• **WORK ITEM**: Pick out and copy every line below that has the word "gusta".

• **INFORMATION**:
※ ※ ※
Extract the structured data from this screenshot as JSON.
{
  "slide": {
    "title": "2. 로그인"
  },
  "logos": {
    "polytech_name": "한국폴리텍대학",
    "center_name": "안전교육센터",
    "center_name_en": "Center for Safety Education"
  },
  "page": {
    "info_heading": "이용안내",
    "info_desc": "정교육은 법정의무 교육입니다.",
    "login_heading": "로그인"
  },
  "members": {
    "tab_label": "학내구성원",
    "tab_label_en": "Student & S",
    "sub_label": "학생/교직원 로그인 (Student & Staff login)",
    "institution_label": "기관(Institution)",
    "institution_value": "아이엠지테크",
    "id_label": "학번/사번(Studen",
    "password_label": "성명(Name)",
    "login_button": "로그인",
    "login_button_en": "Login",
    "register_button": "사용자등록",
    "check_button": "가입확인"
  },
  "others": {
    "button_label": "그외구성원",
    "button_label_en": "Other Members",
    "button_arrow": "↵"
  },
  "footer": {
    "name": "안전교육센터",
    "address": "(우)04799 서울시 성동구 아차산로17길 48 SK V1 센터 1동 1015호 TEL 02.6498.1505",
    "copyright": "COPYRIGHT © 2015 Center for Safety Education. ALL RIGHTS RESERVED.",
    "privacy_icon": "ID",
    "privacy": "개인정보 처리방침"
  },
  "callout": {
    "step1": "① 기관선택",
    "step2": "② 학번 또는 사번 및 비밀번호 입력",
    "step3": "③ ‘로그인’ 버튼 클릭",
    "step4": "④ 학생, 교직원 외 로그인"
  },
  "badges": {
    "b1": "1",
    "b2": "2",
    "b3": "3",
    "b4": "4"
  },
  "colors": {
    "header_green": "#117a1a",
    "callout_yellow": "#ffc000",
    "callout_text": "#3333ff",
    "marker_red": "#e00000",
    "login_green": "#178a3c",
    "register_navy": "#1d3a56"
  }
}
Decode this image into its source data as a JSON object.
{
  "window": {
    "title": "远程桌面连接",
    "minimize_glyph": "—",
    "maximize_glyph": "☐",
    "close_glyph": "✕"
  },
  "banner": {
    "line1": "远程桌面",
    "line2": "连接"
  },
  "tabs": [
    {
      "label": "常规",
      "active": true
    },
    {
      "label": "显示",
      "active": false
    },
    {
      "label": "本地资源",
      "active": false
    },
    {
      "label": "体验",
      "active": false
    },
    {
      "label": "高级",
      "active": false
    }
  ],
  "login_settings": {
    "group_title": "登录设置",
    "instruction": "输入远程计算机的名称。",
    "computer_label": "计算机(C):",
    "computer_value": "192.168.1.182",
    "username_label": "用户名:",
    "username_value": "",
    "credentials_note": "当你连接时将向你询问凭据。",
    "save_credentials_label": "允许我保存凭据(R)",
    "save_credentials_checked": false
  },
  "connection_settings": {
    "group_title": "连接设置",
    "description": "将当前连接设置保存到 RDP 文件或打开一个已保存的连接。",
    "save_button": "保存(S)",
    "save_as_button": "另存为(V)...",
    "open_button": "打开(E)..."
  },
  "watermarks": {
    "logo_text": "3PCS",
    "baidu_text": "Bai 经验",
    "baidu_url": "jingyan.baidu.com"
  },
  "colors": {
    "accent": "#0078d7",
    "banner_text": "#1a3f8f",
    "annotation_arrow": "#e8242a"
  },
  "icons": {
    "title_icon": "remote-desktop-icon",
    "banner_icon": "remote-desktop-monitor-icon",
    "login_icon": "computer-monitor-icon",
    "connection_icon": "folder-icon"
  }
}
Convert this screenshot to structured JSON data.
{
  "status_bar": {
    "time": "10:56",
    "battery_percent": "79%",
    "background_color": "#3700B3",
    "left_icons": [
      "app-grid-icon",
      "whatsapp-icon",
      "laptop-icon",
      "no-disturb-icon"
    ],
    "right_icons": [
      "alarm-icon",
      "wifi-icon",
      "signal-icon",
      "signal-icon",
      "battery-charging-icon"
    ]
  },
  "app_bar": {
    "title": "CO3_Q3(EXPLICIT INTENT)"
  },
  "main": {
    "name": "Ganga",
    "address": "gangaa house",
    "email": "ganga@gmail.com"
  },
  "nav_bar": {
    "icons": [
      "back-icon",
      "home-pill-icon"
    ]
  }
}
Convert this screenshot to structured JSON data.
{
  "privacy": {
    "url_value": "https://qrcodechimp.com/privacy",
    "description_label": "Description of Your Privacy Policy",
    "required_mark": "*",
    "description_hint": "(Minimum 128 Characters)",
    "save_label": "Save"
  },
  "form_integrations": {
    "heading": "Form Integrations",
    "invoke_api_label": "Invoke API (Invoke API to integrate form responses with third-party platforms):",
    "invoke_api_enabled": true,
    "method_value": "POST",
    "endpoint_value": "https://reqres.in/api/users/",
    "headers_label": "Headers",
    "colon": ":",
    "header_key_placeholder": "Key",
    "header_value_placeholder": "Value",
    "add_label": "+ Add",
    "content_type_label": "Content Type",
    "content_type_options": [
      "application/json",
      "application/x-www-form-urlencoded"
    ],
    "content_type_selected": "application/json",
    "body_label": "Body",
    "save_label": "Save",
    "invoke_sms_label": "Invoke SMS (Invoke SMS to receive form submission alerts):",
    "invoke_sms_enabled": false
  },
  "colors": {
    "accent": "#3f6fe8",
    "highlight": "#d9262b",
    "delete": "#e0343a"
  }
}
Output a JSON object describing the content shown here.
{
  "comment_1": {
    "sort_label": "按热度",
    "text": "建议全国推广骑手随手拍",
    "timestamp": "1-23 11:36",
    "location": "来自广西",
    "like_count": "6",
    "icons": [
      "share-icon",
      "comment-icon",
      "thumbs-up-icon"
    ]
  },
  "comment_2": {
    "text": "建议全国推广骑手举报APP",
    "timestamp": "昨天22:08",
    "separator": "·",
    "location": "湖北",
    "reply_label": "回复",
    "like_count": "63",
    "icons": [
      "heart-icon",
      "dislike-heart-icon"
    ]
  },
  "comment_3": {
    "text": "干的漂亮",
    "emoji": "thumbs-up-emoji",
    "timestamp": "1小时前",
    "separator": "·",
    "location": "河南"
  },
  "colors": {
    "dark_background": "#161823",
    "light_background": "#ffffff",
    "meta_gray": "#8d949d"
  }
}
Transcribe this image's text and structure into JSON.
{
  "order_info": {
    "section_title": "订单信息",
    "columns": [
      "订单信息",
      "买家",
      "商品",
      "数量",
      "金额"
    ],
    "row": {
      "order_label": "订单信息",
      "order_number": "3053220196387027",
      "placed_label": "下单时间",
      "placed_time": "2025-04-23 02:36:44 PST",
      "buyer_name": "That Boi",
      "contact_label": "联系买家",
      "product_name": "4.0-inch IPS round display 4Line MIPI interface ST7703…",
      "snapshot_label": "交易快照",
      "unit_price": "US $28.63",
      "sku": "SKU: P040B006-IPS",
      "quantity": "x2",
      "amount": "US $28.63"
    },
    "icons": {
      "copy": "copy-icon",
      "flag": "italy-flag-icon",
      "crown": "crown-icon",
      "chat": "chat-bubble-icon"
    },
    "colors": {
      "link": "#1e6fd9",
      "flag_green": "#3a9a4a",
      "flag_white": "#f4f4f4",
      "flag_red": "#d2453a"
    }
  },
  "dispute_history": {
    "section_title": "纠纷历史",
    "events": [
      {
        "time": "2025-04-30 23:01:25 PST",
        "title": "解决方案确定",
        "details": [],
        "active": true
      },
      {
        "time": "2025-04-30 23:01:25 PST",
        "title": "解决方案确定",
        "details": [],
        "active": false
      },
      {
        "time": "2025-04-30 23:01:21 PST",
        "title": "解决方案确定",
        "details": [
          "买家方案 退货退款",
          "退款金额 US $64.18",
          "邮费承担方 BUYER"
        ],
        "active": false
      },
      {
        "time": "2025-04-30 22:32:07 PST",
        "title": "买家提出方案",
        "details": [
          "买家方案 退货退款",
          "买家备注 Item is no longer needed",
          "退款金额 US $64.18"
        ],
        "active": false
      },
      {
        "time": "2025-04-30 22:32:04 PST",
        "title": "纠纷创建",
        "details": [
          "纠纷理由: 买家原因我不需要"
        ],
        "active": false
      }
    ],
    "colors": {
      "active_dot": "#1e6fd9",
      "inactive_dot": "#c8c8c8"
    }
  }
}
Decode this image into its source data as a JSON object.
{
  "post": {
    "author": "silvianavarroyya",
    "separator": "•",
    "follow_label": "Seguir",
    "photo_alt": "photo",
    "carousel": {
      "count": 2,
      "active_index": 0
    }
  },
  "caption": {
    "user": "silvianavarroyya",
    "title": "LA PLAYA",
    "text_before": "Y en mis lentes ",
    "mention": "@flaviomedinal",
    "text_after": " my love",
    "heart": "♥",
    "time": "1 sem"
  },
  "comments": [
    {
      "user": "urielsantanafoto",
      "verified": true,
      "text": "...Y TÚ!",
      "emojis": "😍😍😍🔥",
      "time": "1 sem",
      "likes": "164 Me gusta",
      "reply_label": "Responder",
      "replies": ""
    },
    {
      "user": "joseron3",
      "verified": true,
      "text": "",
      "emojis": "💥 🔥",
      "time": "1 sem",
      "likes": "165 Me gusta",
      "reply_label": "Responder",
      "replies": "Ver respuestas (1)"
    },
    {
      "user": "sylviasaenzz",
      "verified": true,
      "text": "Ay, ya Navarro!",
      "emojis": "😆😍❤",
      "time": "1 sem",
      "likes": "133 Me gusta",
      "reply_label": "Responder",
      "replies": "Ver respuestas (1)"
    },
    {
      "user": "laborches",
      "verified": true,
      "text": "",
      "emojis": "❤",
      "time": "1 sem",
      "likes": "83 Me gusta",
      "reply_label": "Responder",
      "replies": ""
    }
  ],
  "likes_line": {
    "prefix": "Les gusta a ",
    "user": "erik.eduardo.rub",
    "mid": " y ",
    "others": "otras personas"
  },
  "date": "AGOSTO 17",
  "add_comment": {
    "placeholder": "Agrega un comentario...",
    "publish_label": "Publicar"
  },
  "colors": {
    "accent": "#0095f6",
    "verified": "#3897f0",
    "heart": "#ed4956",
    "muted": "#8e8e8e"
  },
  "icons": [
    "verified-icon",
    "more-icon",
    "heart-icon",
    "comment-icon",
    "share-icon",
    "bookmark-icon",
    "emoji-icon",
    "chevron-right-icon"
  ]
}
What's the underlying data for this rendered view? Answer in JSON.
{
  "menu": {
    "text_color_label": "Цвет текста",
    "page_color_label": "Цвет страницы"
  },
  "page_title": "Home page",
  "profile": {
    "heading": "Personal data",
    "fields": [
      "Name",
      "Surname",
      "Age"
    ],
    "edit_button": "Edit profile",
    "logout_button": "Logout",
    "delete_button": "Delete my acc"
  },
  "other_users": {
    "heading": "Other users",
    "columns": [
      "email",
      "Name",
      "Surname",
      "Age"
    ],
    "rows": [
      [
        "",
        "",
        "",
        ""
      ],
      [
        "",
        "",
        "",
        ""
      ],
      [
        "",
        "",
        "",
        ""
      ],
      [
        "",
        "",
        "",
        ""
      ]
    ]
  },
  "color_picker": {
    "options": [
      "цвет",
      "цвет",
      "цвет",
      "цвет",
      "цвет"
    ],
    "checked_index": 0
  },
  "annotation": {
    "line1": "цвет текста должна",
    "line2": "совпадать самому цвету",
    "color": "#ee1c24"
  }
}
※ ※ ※
• **EXERCISE RESPONSE**:
      "likes": "164 Me gusta",
      "likes": "165 Me gusta",
      "likes": "133 Me gusta",
      "likes": "83 Me gusta",
    "prefix": "Les gusta a ",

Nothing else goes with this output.